The Future of Transport in an Ageing Society (1), a new report by think tank The International Longevity Centre - UK (ILC-UK) (2) and charity Age-UK, highlights the travel problems faced by millions of older people.
- Despite free bus travel, one third of over 65s in England never use public transport. And over half either never use public transport or use it less than once a month.
- Approximately 35,000 people aged 65-84 in England have difficulty walking even a short distance (3), but are restricted to using public transport making any journey difficult.
- 1.45 million over 65s find it quite difficult or very difficult to travel to a hospital, whilst 630,000 over 65s find it difficult or very difficult to travel to their GP.
Furthermore the report shows that it is the oldest old, those who are in poor health and those living in rural areas who are let down the most by the current public transport system:
- Among the over 80s less than 55% report finding it easy to travel to a hospital, a supermarket or a post office.
- Among the over 65s who report that it is ‘Very Difficult' for them to travel to see their GP, less than 30% are in good health.
- Just 20% of those aged 70-74 living in rural areas use public transport weekly, compared to 38% of those who live in an urban setting.
The report argues that with the start of the new Parliament it is time to embrace the opportunities for improvement. In particular, devolution of central Government powers to local communities could mean more flexible transport services which better reflect the needs of older people, while advances in technology, including driverless cars, could further expand older people's transport options.
Helen Creighton of ILC-UK said:
"Travel is essential for independent living and has been shown to benefit physical health and mental wellbeing in later life. Furthermore there is evidence that maintaining older people's mobility has substantial economic benefits, with analysis by ILC-UK estimating that concessionary fares will provide a net benefit to the wider community of £19.4 billion in the years up to 2037 (4). This report, which highlights the travel difficulties facing older people, emphasises the need to adapt our transport system to meet the demands of our ageing society."
Caroline Abrahams, Charity Director at Age UK said:
"It is crucial that older people are able to get out and about, especially as the evidence shows this helps them retain their health and independence for longer. Against this context it is worrying that so many older people are struggling to reach hospital, or sometimes even their local GP.
"This report should be a wakeup call because it shows our transport system is not currently meeting the needs of our growing ageing population. The bus pass is an absolute lifeline for many who would otherwise be stranded at home and is utterly essential, but the truth is it's not enough on its own to enable older people to stay mobile.
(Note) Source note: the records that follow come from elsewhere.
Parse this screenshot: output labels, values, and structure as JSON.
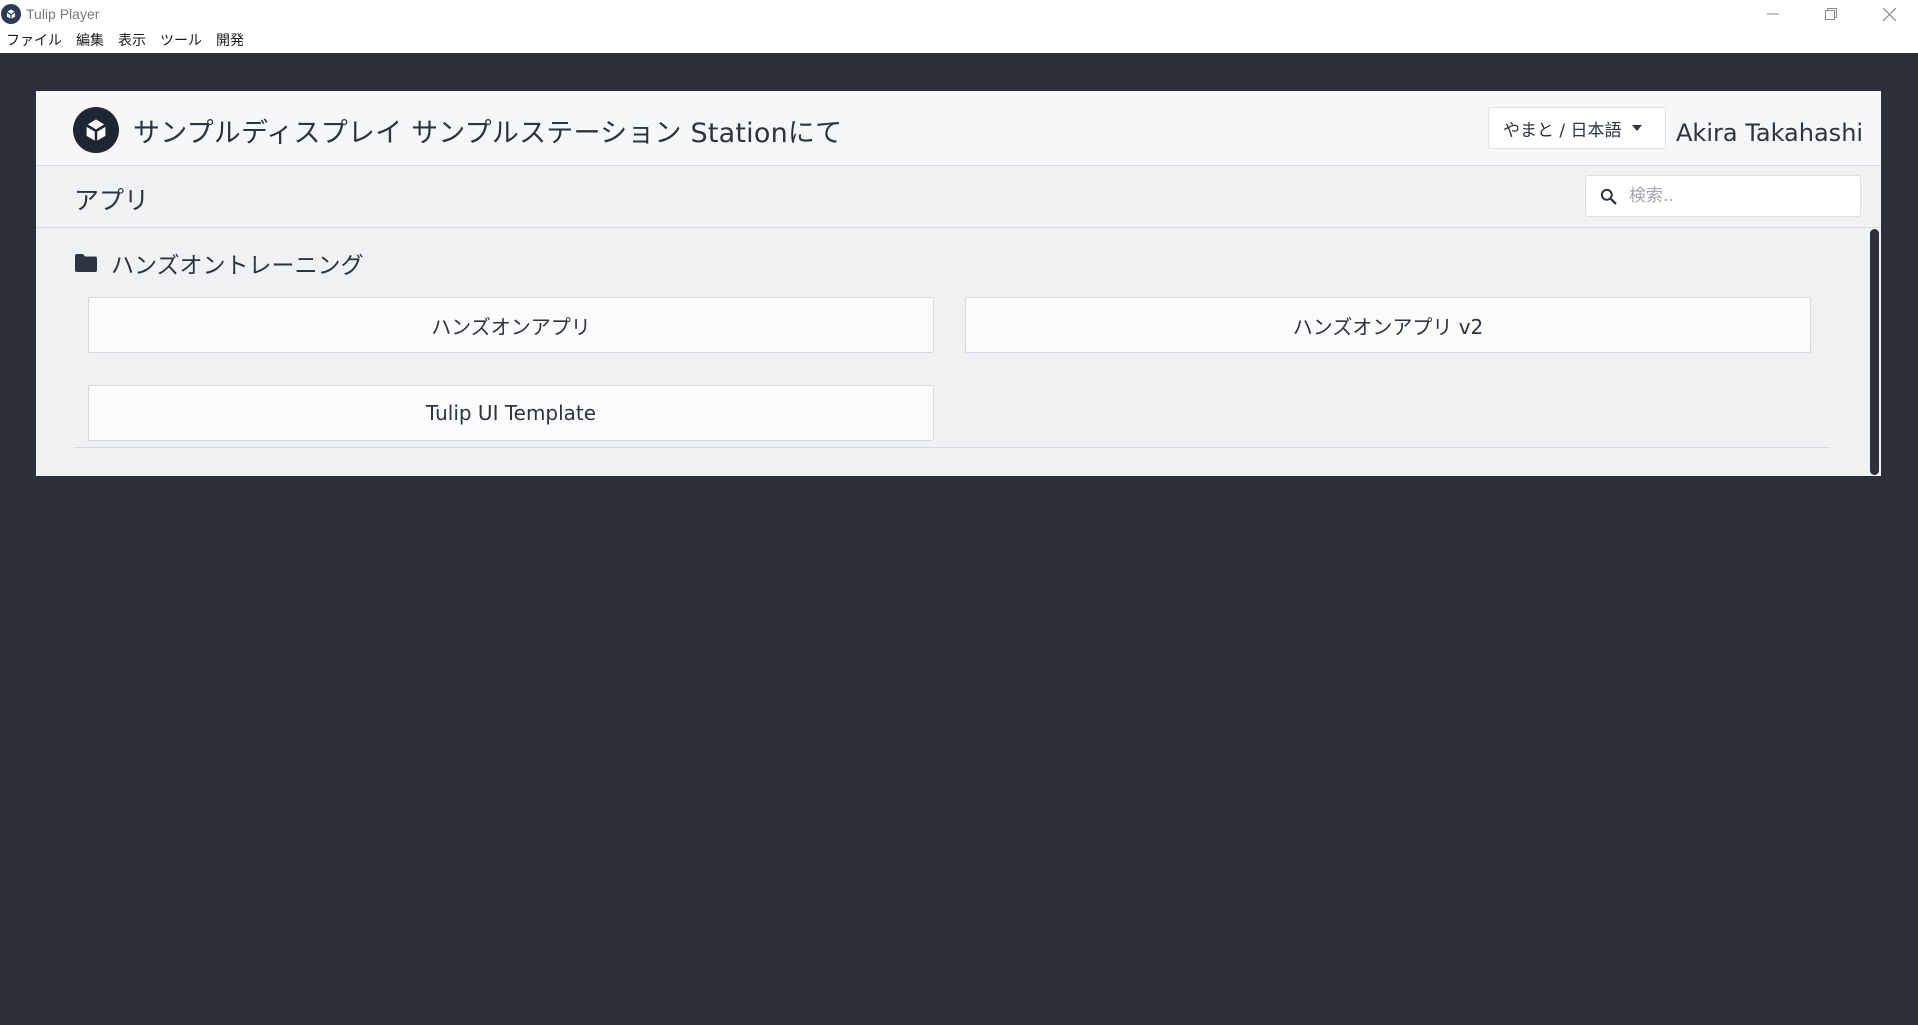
{
  "window": {
    "title": "Tulip Player",
    "controls": [
      "minimize-icon",
      "restore-icon",
      "close-icon"
    ]
  },
  "menu": {
    "items": [
      "ファイル",
      "編集",
      "表示",
      "ツール",
      "開発"
    ]
  },
  "header": {
    "station_title": "サンプルディスプレイ サンプルステーション Stationにて",
    "language_selector": "やまと / 日本語",
    "user_name": "Akira Takahashi"
  },
  "apps_bar": {
    "title": "アプリ",
    "search_placeholder": "検索.."
  },
  "folder": {
    "name": "ハンズオントレーニング",
    "apps": [
      "ハンズオンアプリ",
      "ハンズオンアプリ v2",
      "Tulip UI Template"
    ]
  },
  "colors": {
    "background": "#2b303b",
    "card": "#f0f1f3",
    "header": "#f6f7f9",
    "text": "#2d3340",
    "logo": "#1f2633"
  }
}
For example, better transport planning and more imaginative use of volunteers could make a big difference today; and in the medium term 'driverless cars' and other technological innovations could be real game changers."
Notes to Editors
1. The Future of Transport in an Ageing Society is available from the ILC-UK website from 00.01 19 June 2015 http://www.ilcuk.org.uk/index.php/publications. Advance copies available upon request, please email firstname.lastname@example.org. For further queries call the ILC-UK office on 0207 340 0440.
2. ILC-UK - The International Longevity Centre-UK is the leading think tank on longevity and demographic change. It is an independent, non-partisan think-tank dedicated to addressing issues of longevity, ageing and population change. We develop ideas, undertake research and create a forum for debate.
3. Analysis of the English Longitudinal Study of Ageing shows that aapproximately 35,000 people aged 65-84 in England are restricted to using public transport but have difficulty walking just ¼ of a mile.
4. Research by Greener Journeys and KPMG shows that concessionary fares generate £2.87 in benefits for every £1 spent on the subsidy - Greener Journeys (2014) The costs and benefits of concessionary bus travel for older and disabled people in Britain. Using the research by, ILC-UK has, using ONS population projections, projected the future cost benefit of concessionary travel to Great Britain. Excluding those who receive concessionary travel below state pension age, the total net benefit to the individual receiving the concessionary travel, other passengers and the wider community is predicted to be £83.41 billion between 2015 and 2037. Of this total, the net benefit to other passengers and the wider community will be £19.4 billion.